══ RECORDS SHOWN ══

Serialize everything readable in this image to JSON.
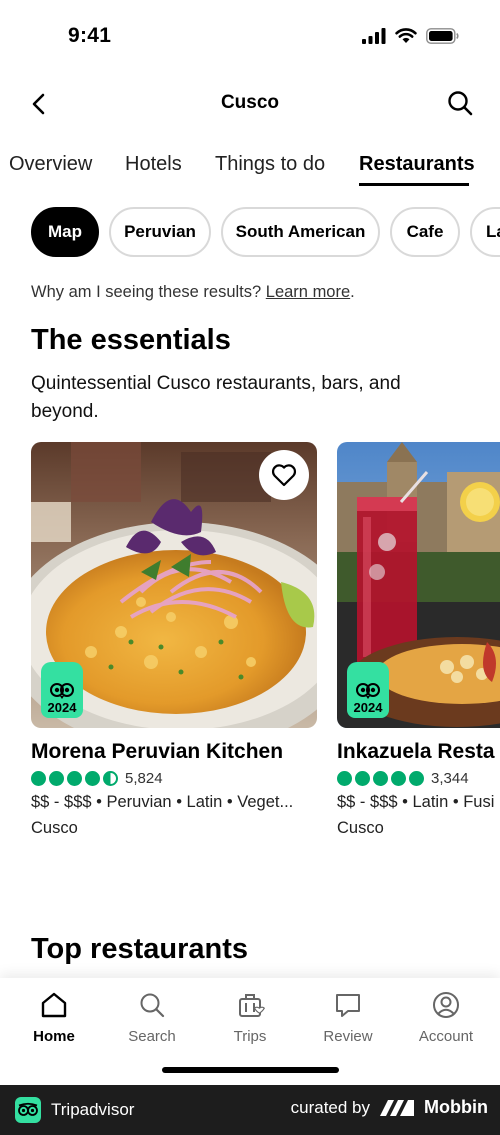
{
  "status": {
    "time": "9:41"
  },
  "header": {
    "title": "Cusco"
  },
  "tabs": [
    {
      "label": "Overview"
    },
    {
      "label": "Hotels"
    },
    {
      "label": "Things to do"
    },
    {
      "label": "Restaurants",
      "active": true
    }
  ],
  "chips": [
    {
      "label": "Map",
      "active": true
    },
    {
      "label": "Peruvian"
    },
    {
      "label": "South American"
    },
    {
      "label": "Cafe"
    },
    {
      "label": "La"
    }
  ],
  "why": {
    "text": "Why am I seeing these results?",
    "link": "Learn more",
    "end": "."
  },
  "essentials": {
    "title": "The essentials",
    "subtitle": "Quintessential Cusco restaurants, bars, and beyond."
  },
  "cards": [
    {
      "name": "Morena Peruvian Kitchen",
      "rating": 4.5,
      "reviews": "5,824",
      "meta": "$$ - $$$ • Peruvian • Latin • Veget...",
      "location": "Cusco",
      "award_year": "2024",
      "saved": false
    },
    {
      "name": "Inkazuela Resta",
      "rating": 5,
      "reviews": "3,344",
      "meta": "$$ - $$$ • Latin • Fusi",
      "location": "Cusco",
      "award_year": "2024"
    }
  ],
  "top_restaurants": {
    "title": "Top restaurants"
  },
  "bottom_nav": [
    {
      "label": "Home",
      "icon": "home-icon",
      "active": true
    },
    {
      "label": "Search",
      "icon": "search-icon"
    },
    {
      "label": "Trips",
      "icon": "suitcase-icon"
    },
    {
      "label": "Review",
      "icon": "review-icon"
    },
    {
      "label": "Account",
      "icon": "account-icon"
    }
  ],
  "branding": {
    "left": "Tripadvisor",
    "curated": "curated by",
    "right": "Mobbin"
  },
  "colors": {
    "accent_green": "#34e0a1",
    "rating_green": "#00aa6c",
    "brand_bar": "#1d1d1d"
  }
}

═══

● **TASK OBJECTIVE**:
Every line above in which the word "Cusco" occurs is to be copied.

● **YOUR RESPONSE**:
    "title": "Cusco"
    "subtitle": "Quintessential Cusco restaurants, bars, and beyond."
      "location": "Cusco",
      "location": "Cusco",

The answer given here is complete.